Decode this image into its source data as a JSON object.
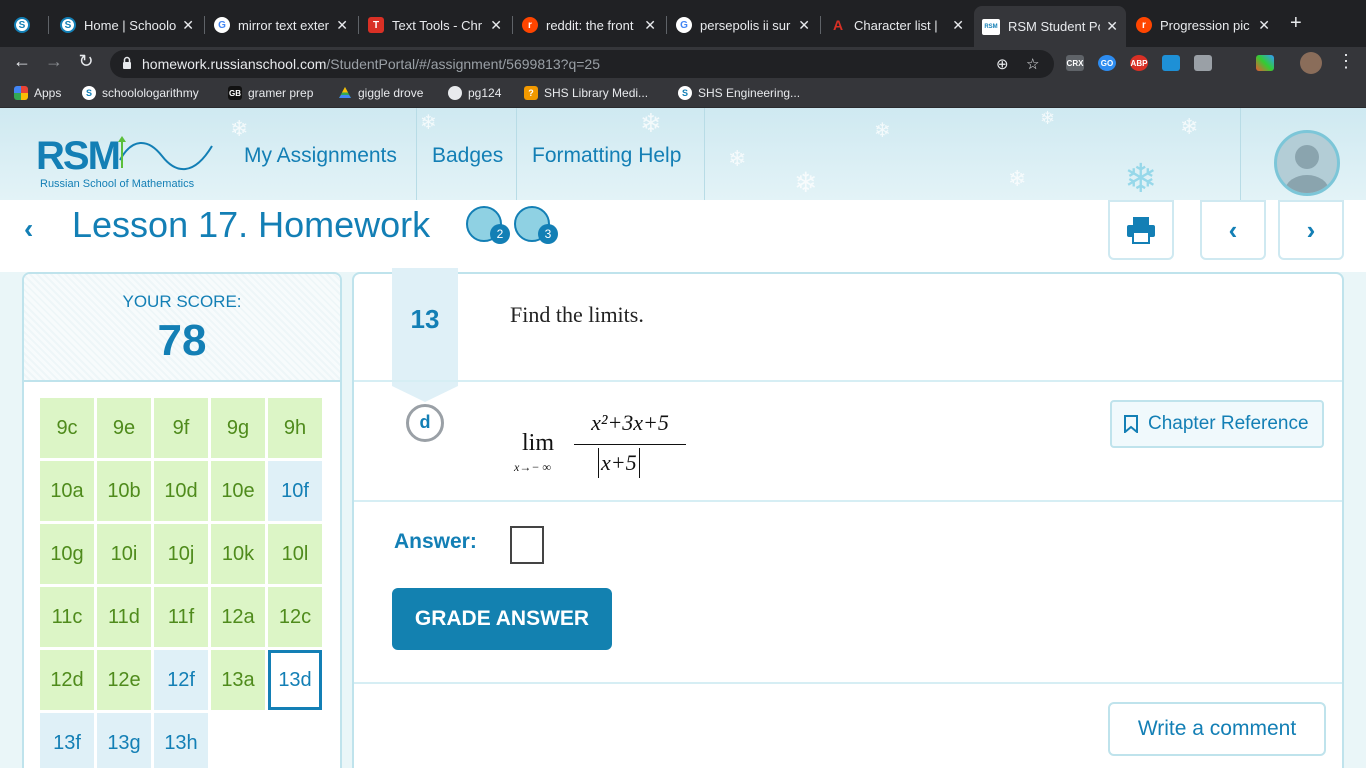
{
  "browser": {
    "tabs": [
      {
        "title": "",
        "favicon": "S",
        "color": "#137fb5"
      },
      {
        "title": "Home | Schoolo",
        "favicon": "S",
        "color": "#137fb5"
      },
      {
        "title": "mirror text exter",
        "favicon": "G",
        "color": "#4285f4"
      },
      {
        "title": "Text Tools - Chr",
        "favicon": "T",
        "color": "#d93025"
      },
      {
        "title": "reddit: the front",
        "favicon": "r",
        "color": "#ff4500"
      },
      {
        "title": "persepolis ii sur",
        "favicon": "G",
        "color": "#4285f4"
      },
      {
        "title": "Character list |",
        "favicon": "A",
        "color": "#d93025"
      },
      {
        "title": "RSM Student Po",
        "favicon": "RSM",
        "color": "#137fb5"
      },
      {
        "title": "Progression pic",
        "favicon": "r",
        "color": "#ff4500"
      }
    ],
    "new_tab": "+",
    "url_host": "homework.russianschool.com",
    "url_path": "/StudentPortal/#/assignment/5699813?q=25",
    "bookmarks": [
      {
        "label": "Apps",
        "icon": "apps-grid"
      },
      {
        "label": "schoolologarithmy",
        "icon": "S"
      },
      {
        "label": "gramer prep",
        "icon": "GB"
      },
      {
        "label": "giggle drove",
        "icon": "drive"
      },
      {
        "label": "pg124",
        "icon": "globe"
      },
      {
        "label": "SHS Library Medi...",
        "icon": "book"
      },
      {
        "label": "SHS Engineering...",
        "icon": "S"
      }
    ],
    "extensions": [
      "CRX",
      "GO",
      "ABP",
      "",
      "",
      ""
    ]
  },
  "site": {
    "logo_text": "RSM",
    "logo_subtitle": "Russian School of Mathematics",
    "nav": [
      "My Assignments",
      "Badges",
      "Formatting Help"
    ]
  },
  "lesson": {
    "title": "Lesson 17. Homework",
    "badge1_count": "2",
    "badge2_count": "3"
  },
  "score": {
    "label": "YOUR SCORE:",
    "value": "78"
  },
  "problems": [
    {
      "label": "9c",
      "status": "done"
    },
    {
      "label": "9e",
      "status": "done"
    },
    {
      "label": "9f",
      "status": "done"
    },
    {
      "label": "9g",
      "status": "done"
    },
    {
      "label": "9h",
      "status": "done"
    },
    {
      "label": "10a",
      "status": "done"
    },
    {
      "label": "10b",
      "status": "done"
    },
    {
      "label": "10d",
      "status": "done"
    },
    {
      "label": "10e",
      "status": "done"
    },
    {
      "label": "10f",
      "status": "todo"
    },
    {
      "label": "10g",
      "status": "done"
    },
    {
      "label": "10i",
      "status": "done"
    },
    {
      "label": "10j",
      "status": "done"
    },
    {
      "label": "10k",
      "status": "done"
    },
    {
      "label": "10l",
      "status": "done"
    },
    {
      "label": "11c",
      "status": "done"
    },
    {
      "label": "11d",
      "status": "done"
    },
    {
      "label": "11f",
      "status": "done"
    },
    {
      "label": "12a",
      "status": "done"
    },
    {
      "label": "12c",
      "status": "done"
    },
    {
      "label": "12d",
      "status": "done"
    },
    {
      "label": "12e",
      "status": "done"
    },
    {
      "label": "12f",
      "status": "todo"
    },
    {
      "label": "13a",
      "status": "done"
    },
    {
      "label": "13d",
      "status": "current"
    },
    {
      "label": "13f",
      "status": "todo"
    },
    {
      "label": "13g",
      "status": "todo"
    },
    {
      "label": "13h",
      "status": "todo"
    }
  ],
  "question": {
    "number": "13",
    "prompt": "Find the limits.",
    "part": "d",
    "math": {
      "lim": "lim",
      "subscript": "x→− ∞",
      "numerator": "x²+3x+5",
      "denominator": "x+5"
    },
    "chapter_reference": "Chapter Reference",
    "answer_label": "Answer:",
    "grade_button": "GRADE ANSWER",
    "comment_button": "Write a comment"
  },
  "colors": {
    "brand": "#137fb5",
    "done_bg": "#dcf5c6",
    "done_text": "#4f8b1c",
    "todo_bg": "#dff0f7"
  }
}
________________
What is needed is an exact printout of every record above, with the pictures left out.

Decode this image into its source data as a JSON object.
{
  "browser": {
    "tabs": [
      {
        "title": "",
        "favicon": "S",
        "color": "#137fb5"
      },
      {
        "title": "Home | Schoolo",
        "favicon": "S",
        "color": "#137fb5"
      },
      {
        "title": "mirror text exter",
        "favicon": "G",
        "color": "#4285f4"
      },
      {
        "title": "Text Tools - Chr",
        "favicon": "T",
        "color": "#d93025"
      },
      {
        "title": "reddit: the front",
        "favicon": "r",
        "color": "#ff4500"
      },
      {
        "title": "persepolis ii sur",
        "favicon": "G",
        "color": "#4285f4"
      },
      {
        "title": "Character list |",
        "favicon": "A",
        "color": "#d93025"
      },
      {
        "title": "RSM Student Po",
        "favicon": "RSM",
        "color": "#137fb5"
      },
      {
        "title": "Progression pic",
        "favicon": "r",
        "color": "#ff4500"
      }
    ],
    "new_tab": "+",
    "url_host": "homework.russianschool.com",
    "url_path": "/StudentPortal/#/assignment/5699813?q=25",
    "bookmarks": [
      {
        "label": "Apps",
        "icon": "apps-grid"
      },
      {
        "label": "schoolologarithmy",
        "icon": "S"
      },
      {
        "label": "gramer prep",
        "icon": "GB"
      },
      {
        "label": "giggle drove",
        "icon": "drive"
      },
      {
        "label": "pg124",
        "icon": "globe"
      },
      {
        "label": "SHS Library Medi...",
        "icon": "book"
      },
      {
        "label": "SHS Engineering...",
        "icon": "S"
      }
    ],
    "extensions": [
      "CRX",
      "GO",
      "ABP",
      "",
      "",
      ""
    ]
  },
  "site": {
    "logo_text": "RSM",
    "logo_subtitle": "Russian School of Mathematics",
    "nav": [
      "My Assignments",
      "Badges",
      "Formatting Help"
    ]
  },
  "lesson": {
    "title": "Lesson 17. Homework",
    "badge1_count": "2",
    "badge2_count": "3"
  },
  "score": {
    "label": "YOUR SCORE:",
    "value": "78"
  },
  "problems": [
    {
      "label": "9c",
      "status": "done"
    },
    {
      "label": "9e",
      "status": "done"
    },
    {
      "label": "9f",
      "status": "done"
    },
    {
      "label": "9g",
      "status": "done"
    },
    {
      "label": "9h",
      "status": "done"
    },
    {
      "label": "10a",
      "status": "done"
    },
    {
      "label": "10b",
      "status": "done"
    },
    {
      "label": "10d",
      "status": "done"
    },
    {
      "label": "10e",
      "status": "done"
    },
    {
      "label": "10f",
      "status": "todo"
    },
    {
      "label": "10g",
      "status": "done"
    },
    {
      "label": "10i",
      "status": "done"
    },
    {
      "label": "10j",
      "status": "done"
    },
    {
      "label": "10k",
      "status": "done"
    },
    {
      "label": "10l",
      "status": "done"
    },
    {
      "label": "11c",
      "status": "done"
    },
    {
      "label": "11d",
      "status": "done"
    },
    {
      "label": "11f",
      "status": "done"
    },
    {
      "label": "12a",
      "status": "done"
    },
    {
      "label": "12c",
      "status": "done"
    },
    {
      "label": "12d",
      "status": "done"
    },
    {
      "label": "12e",
      "status": "done"
    },
    {
      "label": "12f",
      "status": "todo"
    },
    {
      "label": "13a",
      "status": "done"
    },
    {
      "label": "13d",
      "status": "current"
    },
    {
      "label": "13f",
      "status": "todo"
    },
    {
      "label": "13g",
      "status": "todo"
    },
    {
      "label": "13h",
      "status": "todo"
    }
  ],
  "question": {
    "number": "13",
    "prompt": "Find the limits.",
    "part": "d",
    "math": {
      "lim": "lim",
      "subscript": "x→− ∞",
      "numerator": "x²+3x+5",
      "denominator": "x+5"
    },
    "chapter_reference": "Chapter Reference",
    "answer_label": "Answer:",
    "grade_button": "GRADE ANSWER",
    "comment_button": "Write a comment"
  },
  "colors": {
    "brand": "#137fb5",
    "done_bg": "#dcf5c6",
    "done_text": "#4f8b1c",
    "todo_bg": "#dff0f7"
  }
}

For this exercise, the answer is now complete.